How to complete this task – What you return must match the data exactly, line for line.

Start of Data shown

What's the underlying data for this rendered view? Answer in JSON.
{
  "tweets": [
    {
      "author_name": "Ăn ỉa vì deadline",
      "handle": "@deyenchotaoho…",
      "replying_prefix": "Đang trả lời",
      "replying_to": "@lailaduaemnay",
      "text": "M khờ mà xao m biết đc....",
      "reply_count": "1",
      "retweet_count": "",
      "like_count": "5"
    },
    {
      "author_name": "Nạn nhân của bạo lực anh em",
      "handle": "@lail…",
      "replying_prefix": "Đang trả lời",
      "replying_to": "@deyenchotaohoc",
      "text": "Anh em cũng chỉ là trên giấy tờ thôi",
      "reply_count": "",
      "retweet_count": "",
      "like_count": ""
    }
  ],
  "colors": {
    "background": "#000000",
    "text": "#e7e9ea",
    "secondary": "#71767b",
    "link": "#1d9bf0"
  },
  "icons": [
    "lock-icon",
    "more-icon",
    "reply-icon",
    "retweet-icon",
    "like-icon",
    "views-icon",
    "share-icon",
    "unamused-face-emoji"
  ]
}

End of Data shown

Written response –
What's the underlying data for this rendered view? Answer in JSON.
{
  "tweets": [
    {
      "author_name": "Ăn ỉa vì deadline",
      "handle": "@deyenchotaoho…",
      "replying_prefix": "Đang trả lời",
      "replying_to": "@lailaduaemnay",
      "text": "M khờ mà xao m biết đc....",
      "reply_count": "1",
      "retweet_count": "",
      "like_count": "5"
    },
    {
      "author_name": "Nạn nhân của bạo lực anh em",
      "handle": "@lail…",
      "replying_prefix": "Đang trả lời",
      "replying_to": "@deyenchotaohoc",
      "text": "Anh em cũng chỉ là trên giấy tờ thôi",
      "reply_count": "",
      "retweet_count": "",
      "like_count": ""
    }
  ],
  "colors": {
    "background": "#000000",
    "text": "#e7e9ea",
    "secondary": "#71767b",
    "link": "#1d9bf0"
  },
  "icons": [
    "lock-icon",
    "more-icon",
    "reply-icon",
    "retweet-icon",
    "like-icon",
    "views-icon",
    "share-icon",
    "unamused-face-emoji"
  ]
}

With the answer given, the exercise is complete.